About this task. Nothing in the records should change; write them all out exactly.

Exercise inputs.
----------------
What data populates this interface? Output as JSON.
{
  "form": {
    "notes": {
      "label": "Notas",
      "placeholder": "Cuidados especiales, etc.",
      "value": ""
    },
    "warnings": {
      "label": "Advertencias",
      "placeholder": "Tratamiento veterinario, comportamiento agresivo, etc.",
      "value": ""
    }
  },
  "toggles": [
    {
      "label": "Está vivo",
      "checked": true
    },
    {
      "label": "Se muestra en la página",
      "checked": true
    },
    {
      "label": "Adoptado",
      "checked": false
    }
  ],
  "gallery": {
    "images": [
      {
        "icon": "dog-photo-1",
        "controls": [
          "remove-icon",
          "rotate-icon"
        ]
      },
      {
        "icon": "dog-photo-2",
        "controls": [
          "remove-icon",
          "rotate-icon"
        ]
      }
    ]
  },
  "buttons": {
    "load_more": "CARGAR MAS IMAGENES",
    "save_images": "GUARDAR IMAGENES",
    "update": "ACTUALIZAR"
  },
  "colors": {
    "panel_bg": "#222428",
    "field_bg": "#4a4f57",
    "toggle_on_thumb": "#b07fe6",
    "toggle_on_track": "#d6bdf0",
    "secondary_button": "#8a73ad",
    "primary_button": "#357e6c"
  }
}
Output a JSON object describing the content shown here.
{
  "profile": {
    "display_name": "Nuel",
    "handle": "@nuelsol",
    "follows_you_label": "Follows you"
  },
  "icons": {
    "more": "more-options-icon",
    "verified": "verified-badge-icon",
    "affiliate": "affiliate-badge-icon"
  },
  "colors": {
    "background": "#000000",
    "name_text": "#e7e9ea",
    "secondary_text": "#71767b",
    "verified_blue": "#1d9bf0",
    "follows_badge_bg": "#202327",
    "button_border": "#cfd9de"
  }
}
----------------
Exercise response.
What data populates this interface? Output as JSON.
{
  "form": {
    "notes": {
      "label": "Notas",
      "placeholder": "Cuidados especiales, etc.",
      "value": ""
    },
    "warnings": {
      "label": "Advertencias",
      "placeholder": "Tratamiento veterinario, comportamiento agresivo, etc.",
      "value": ""
    }
  },
  "toggles": [
    {
      "label": "Está vivo",
      "checked": true
    },
    {
      "label": "Se muestra en la página",
      "checked": true
    },
    {
      "label": "Adoptado",
      "checked": false
    }
  ],
  "gallery": {
    "images": [
      {
        "icon": "dog-photo-1",
        "controls": [
          "remove-icon",
          "rotate-icon"
        ]
      },
      {
        "icon": "dog-photo-2",
        "controls": [
          "remove-icon",
          "rotate-icon"
        ]
      }
    ]
  },
  "buttons": {
    "load_more": "CARGAR MAS IMAGENES",
    "save_images": "GUARDAR IMAGENES",
    "update": "ACTUALIZAR"
  },
  "colors": {
    "panel_bg": "#222428",
    "field_bg": "#4a4f57",
    "toggle_on_thumb": "#b07fe6",
    "toggle_on_track": "#d6bdf0",
    "secondary_button": "#8a73ad",
    "primary_button": "#357e6c"
  }
}
Output a JSON object describing the content shown here.
{
  "profile": {
    "display_name": "Nuel",
    "handle": "@nuelsol",
    "follows_you_label": "Follows you"
  },
  "icons": {
    "more": "more-options-icon",
    "verified": "verified-badge-icon",
    "affiliate": "affiliate-badge-icon"
  },
  "colors": {
    "background": "#000000",
    "name_text": "#e7e9ea",
    "secondary_text": "#71767b",
    "verified_blue": "#1d9bf0",
    "follows_badge_bg": "#202327",
    "button_border": "#cfd9de"
  }
}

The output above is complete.